Memory Care Guide

Creating Meaning and Purpose

As your loved one experiences memory loss and can no longer make decisions with confidence, they begin to depend on you more and more. However, dependency takes a toll on self-esteem.

To balance this delicate situation, particularly during the early stages of memory loss, encourage your loved one to cultivate life skills. These are skills we all develop and use - things that provide a sense of purpose, accomplishment and individuality.

 

Identify Skills

What activities did your loved one once enjoy? Did they have hobbies or an occupational skill they can still use? Life skills may include painting, sculpting, storytelling, gardening, caring for pets or simply handling household chores. Look for skills that tap into your loved one’s implicit or procedural memory. Once you find a life skill that your loved one treasured, encourage them to use it regularly.

Cultivate Skills

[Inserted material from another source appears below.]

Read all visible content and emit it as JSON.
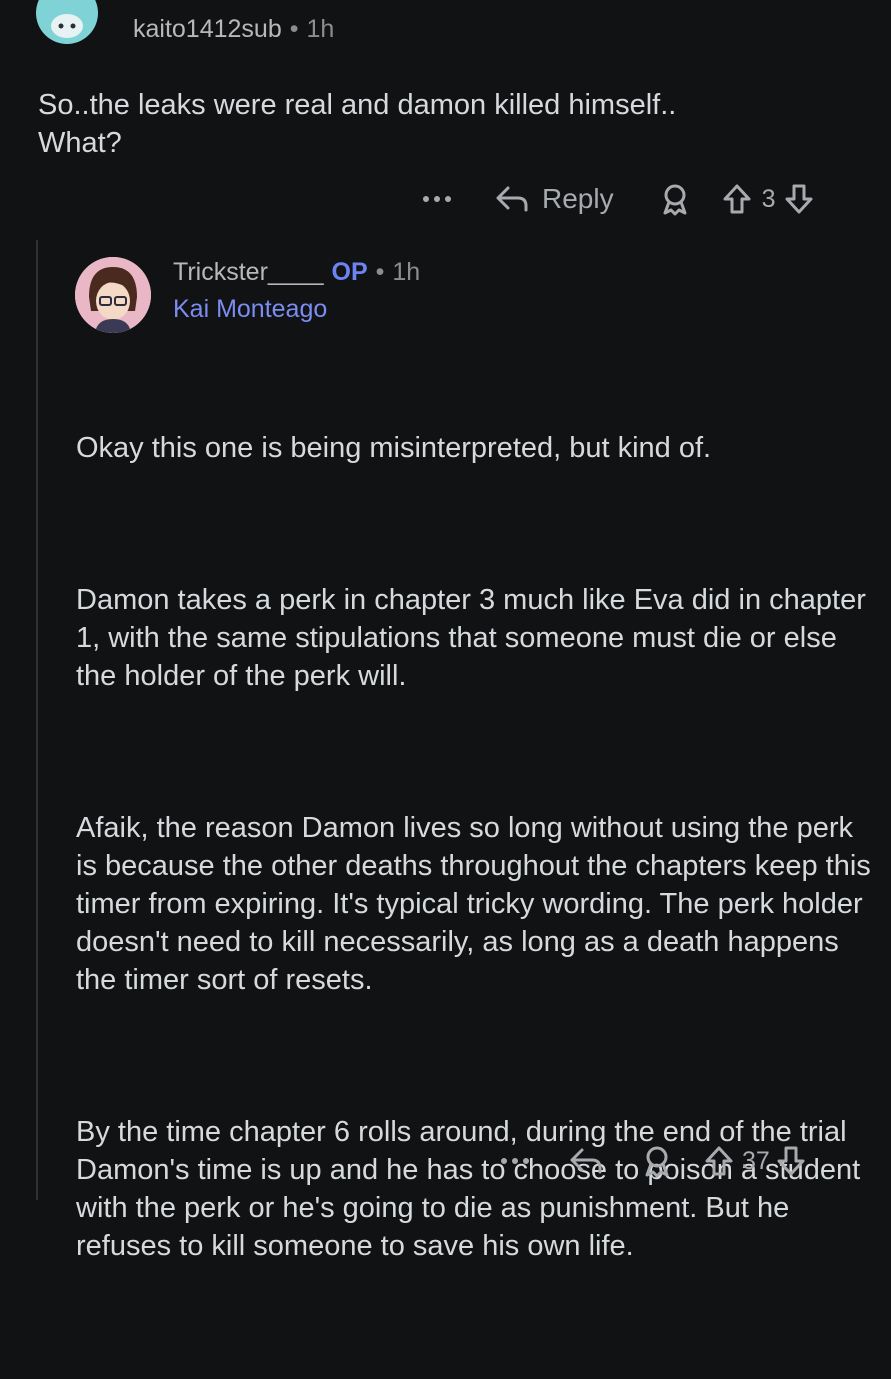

Get your loved one involved in an interest group for older people, or urge them to lead one of their own. Encourage them to use their life skills whenever possible – not only will it stimulate them mentally, but it will also give their days a new purpose.

Connect at Meal Times

Meal times help carers connect with a loved one and nurture their spirit as well as their body. They also provide an opportunity to engage life skills and help your loved one to maintain a sense of security, purpose and meaning.

  • Allow for preferences. Offer your loved one a balanced meal, while providing their favourite foods as often as possible. Encourage them to help select food items, particularly if cooking was a life skill they enjoyed.
  • Keep it simple, yet familiar and dignified. Elaborate table settings can confuse a person with memory loss. Use contrasting colours and encourage independence where possible.